Prior to the introduction of the Nil Rate Band in October 2007, it was very common for married couples to set up Nil Rate Band Discretionary Trust Wills, as a tool to mitigate the inheritance tax liability on the surviving spouse’s death.
Prior to October 2007, if a married couple left everything to one another there would be no inheritance tax to pay on the first death, an unchanged position post October 2007. However, on the second death there would only be one nil rate band available to offset against the value of the estate chargeable to inheritance tax.
On the death of the first spouse, Nil Rate Band Discretionary Trust Wills transfer assets up to the value of the available Nil Rate Band to a discretionary trust. The assets transferred to the discretionary trust do not form part of the estate on the surviving spouse’s death. Therefore, the value of the estate chargeable to inheritance tax on the surviving spouse’s death is reduced.
However, since October 2007, if the Nil Rate Band remains unused on the death of the first spouse, it can be transferred to the surviving spouse.
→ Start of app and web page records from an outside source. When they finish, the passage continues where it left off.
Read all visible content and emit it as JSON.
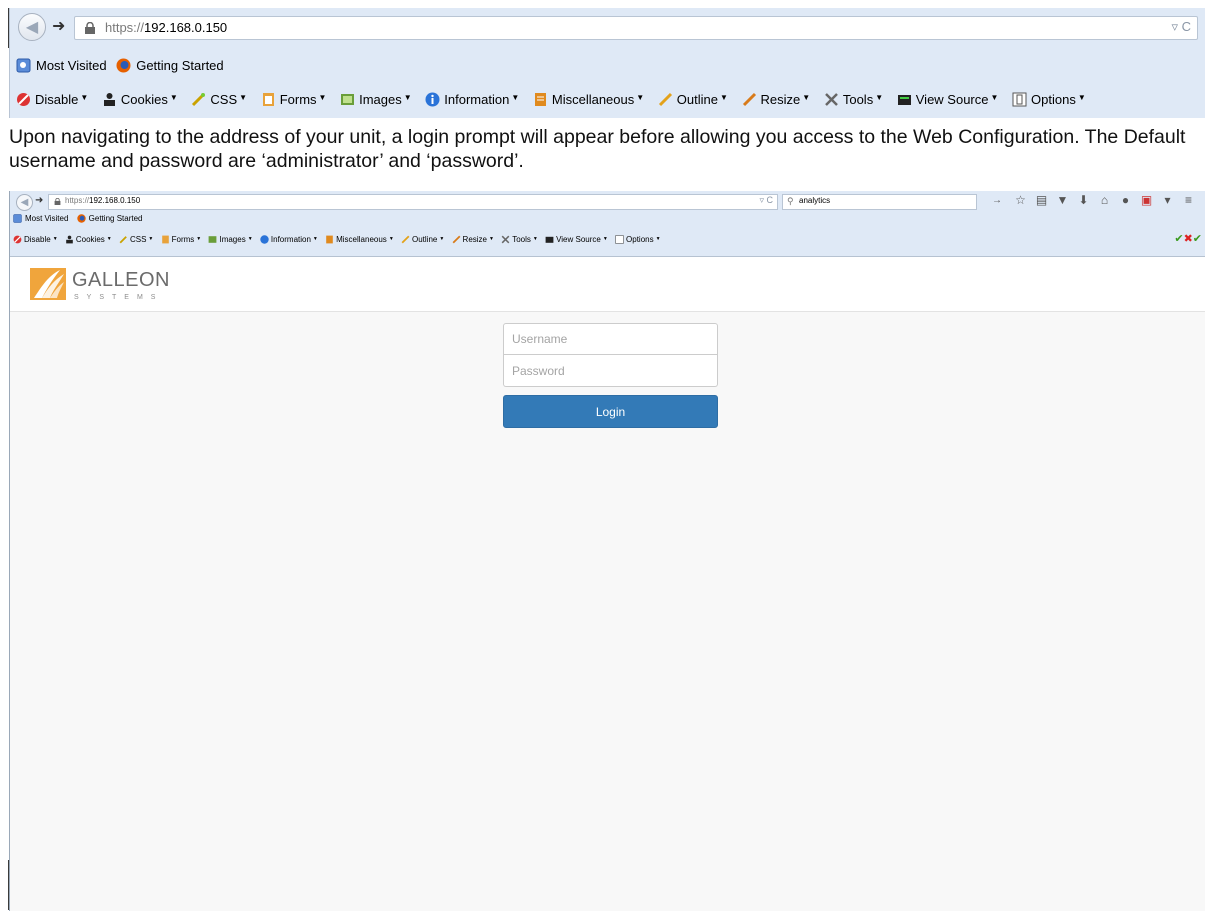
{
  "outer_browser": {
    "url_scheme": "https://",
    "url_host": "192.168.0.150",
    "url_right": "▿ C",
    "bookmarks": [
      {
        "label": "Most Visited",
        "icon": "bookmark-folder-icon"
      },
      {
        "label": "Getting Started",
        "icon": "firefox-icon"
      }
    ],
    "devtools": [
      "Disable",
      "Cookies",
      "CSS",
      "Forms",
      "Images",
      "Information",
      "Miscellaneous",
      "Outline",
      "Resize",
      "Tools",
      "View Source",
      "Options"
    ]
  },
  "paragraph": "Upon navigating to the address of your unit, a login prompt will appear before allowing you access to the Web Configuration. The Default username and password are ‘administrator’ and ‘password’.",
  "inner_browser": {
    "url_scheme": "https://",
    "url_host": "192.168.0.150",
    "url_right": "▿ C",
    "search_value": "analytics",
    "bookmarks": [
      "Most Visited",
      "Getting Started"
    ],
    "devtools": [
      "Disable",
      "Cookies",
      "CSS",
      "Forms",
      "Images",
      "Information",
      "Miscellaneous",
      "Outline",
      "Resize",
      "Tools",
      "View Source",
      "Options"
    ]
  },
  "page": {
    "logo_name": "GALLEON",
    "logo_sub": "SYSTEMS",
    "username_placeholder": "Username",
    "password_placeholder": "Password",
    "login_label": "Login",
    "accent_color": "#337ab7",
    "logo_color": "#f0a53c"
  }
}
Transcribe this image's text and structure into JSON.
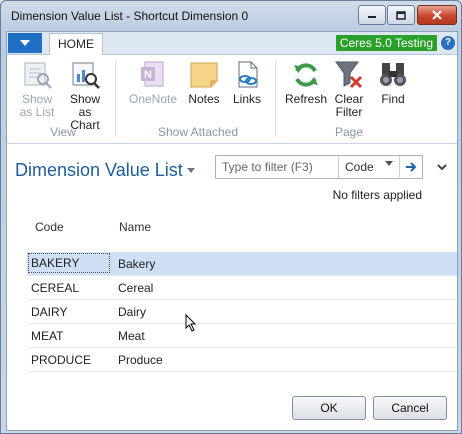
{
  "window": {
    "title": "Dimension Value List - Shortcut Dimension 0"
  },
  "ribbon": {
    "tab": "HOME",
    "company_badge": "Ceres 5.0 Testing",
    "groups": [
      {
        "label": "View",
        "buttons": [
          {
            "label": "Show as List",
            "lines": [
              "Show",
              "as List"
            ],
            "icon": "list-view-icon",
            "enabled": false
          },
          {
            "label": "Show as Chart",
            "lines": [
              "Show as",
              "Chart"
            ],
            "icon": "chart-view-icon",
            "enabled": true
          }
        ]
      },
      {
        "label": "Show Attached",
        "buttons": [
          {
            "label": "OneNote",
            "icon": "onenote-icon",
            "enabled": false
          },
          {
            "label": "Notes",
            "icon": "notes-icon",
            "enabled": true
          },
          {
            "label": "Links",
            "icon": "links-icon",
            "enabled": true
          }
        ]
      },
      {
        "label": "Page",
        "buttons": [
          {
            "label": "Refresh",
            "icon": "refresh-icon",
            "enabled": true
          },
          {
            "label": "Clear Filter",
            "lines": [
              "Clear",
              "Filter"
            ],
            "icon": "clear-filter-icon",
            "enabled": true
          },
          {
            "label": "Find",
            "icon": "binoculars-icon",
            "enabled": true
          }
        ]
      }
    ]
  },
  "page": {
    "title": "Dimension Value List",
    "filter_placeholder": "Type to filter (F3)",
    "filter_field": "Code",
    "filter_status": "No filters applied"
  },
  "table": {
    "columns": [
      "Code",
      "Name"
    ],
    "rows": [
      {
        "code": "BAKERY",
        "name": "Bakery",
        "selected": true
      },
      {
        "code": "CEREAL",
        "name": "Cereal",
        "selected": false
      },
      {
        "code": "DAIRY",
        "name": "Dairy",
        "selected": false
      },
      {
        "code": "MEAT",
        "name": "Meat",
        "selected": false
      },
      {
        "code": "PRODUCE",
        "name": "Produce",
        "selected": false
      }
    ]
  },
  "buttons": {
    "ok": "OK",
    "cancel": "Cancel"
  },
  "colors": {
    "accent": "#1f6fc5",
    "badge": "#2aa12a",
    "selected_row": "#cfe0f5",
    "title": "#1d5d9c"
  }
}
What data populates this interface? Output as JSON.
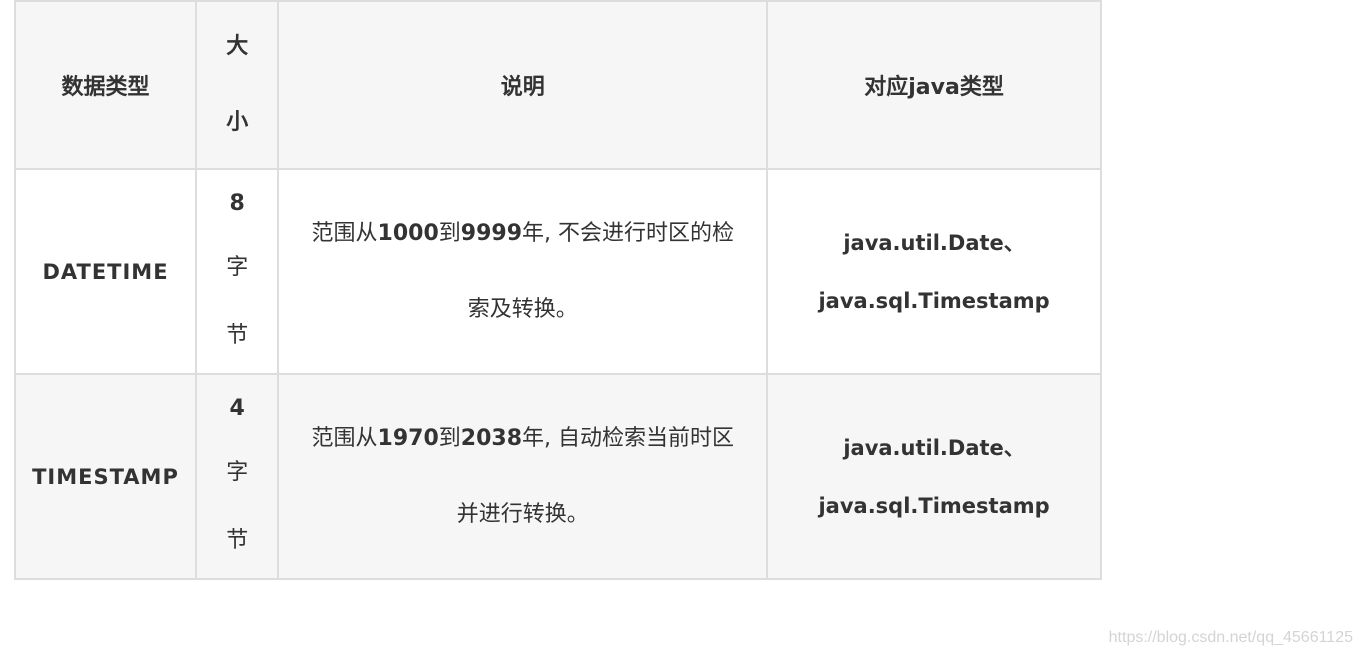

This has the impact of doubling the inheritance tax allowance on the surviving spouse’s death from £325,000 to £650,000.
Options available for dealing with a Nil Rate Band Discretionary Trust Will
There are the following options available in dealing with the Nil Rate Band Discretionary Trust:
- Wind up the trust by appointing all the assets passing into the Nil Rate Band Discretionary Trust to the surviving spouse;
- Apportion some or all of the assets passing into the Nil Rate Band Discretionary Trust to other family members;
- Keep the Nil Rate Band Discretionary Trust in existence by transferring assets from the deceased’s estate into the trust; or
- Keep the Nil Rate Band Discretionary Trust in existence by use or a debt arrangement or charge scheme.
Nil Rate Band Discretionary Trust Wills are complex and the best option to take will depend on several difference factors, such as the financial position of the surviving spouse and the health of the surviving spouse.
For further information on this topic or on any other legal area, please contact John Szepietowski or Kay Stewart at Audley Chaucer Solicitors on 01372 303444 or email email@example.com or visit our Linkedin page.
This information was correct as at September 2021